** Exercise material **
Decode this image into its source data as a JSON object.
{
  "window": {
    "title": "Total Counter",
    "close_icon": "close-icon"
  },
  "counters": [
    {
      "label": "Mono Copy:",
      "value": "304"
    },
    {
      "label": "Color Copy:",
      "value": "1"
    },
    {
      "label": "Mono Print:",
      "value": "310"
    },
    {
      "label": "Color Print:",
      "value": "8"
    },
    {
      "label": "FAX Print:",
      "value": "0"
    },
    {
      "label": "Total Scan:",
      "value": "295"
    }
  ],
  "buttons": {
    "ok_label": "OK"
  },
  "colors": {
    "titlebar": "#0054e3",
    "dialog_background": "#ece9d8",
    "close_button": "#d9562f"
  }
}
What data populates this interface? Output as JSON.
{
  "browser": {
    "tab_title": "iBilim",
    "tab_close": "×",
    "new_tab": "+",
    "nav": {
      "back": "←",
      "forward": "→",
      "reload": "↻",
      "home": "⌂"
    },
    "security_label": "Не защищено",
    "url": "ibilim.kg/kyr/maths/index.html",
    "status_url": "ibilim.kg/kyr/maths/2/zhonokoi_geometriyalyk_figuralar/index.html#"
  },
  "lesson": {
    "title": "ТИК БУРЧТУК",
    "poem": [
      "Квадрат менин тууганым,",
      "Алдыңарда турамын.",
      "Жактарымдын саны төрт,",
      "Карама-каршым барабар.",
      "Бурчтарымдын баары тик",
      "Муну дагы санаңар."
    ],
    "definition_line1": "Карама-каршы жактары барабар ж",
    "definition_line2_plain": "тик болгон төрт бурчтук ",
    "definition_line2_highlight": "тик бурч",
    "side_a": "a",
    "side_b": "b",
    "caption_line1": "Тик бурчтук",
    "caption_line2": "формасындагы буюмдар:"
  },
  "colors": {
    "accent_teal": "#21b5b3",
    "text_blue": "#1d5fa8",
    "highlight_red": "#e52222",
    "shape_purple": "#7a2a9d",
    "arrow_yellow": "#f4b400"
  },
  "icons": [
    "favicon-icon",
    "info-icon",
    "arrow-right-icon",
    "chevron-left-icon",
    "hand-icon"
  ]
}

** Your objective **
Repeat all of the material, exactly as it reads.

** Exercise result **
Decode this image into its source data as a JSON object.
{
  "window": {
    "title": "Total Counter",
    "close_icon": "close-icon"
  },
  "counters": [
    {
      "label": "Mono Copy:",
      "value": "304"
    },
    {
      "label": "Color Copy:",
      "value": "1"
    },
    {
      "label": "Mono Print:",
      "value": "310"
    },
    {
      "label": "Color Print:",
      "value": "8"
    },
    {
      "label": "FAX Print:",
      "value": "0"
    },
    {
      "label": "Total Scan:",
      "value": "295"
    }
  ],
  "buttons": {
    "ok_label": "OK"
  },
  "colors": {
    "titlebar": "#0054e3",
    "dialog_background": "#ece9d8",
    "close_button": "#d9562f"
  }
}
What data populates this interface? Output as JSON.
{
  "browser": {
    "tab_title": "iBilim",
    "tab_close": "×",
    "new_tab": "+",
    "nav": {
      "back": "←",
      "forward": "→",
      "reload": "↻",
      "home": "⌂"
    },
    "security_label": "Не защищено",
    "url": "ibilim.kg/kyr/maths/index.html",
    "status_url": "ibilim.kg/kyr/maths/2/zhonokoi_geometriyalyk_figuralar/index.html#"
  },
  "lesson": {
    "title": "ТИК БУРЧТУК",
    "poem": [
      "Квадрат менин тууганым,",
      "Алдыңарда турамын.",
      "Жактарымдын саны төрт,",
      "Карама-каршым барабар.",
      "Бурчтарымдын баары тик",
      "Муну дагы санаңар."
    ],
    "definition_line1": "Карама-каршы жактары барабар ж",
    "definition_line2_plain": "тик болгон төрт бурчтук ",
    "definition_line2_highlight": "тик бурч",
    "side_a": "a",
    "side_b": "b",
    "caption_line1": "Тик бурчтук",
    "caption_line2": "формасындагы буюмдар:"
  },
  "colors": {
    "accent_teal": "#21b5b3",
    "text_blue": "#1d5fa8",
    "highlight_red": "#e52222",
    "shape_purple": "#7a2a9d",
    "arrow_yellow": "#f4b400"
  },
  "icons": [
    "favicon-icon",
    "info-icon",
    "arrow-right-icon",
    "chevron-left-icon",
    "hand-icon"
  ]
}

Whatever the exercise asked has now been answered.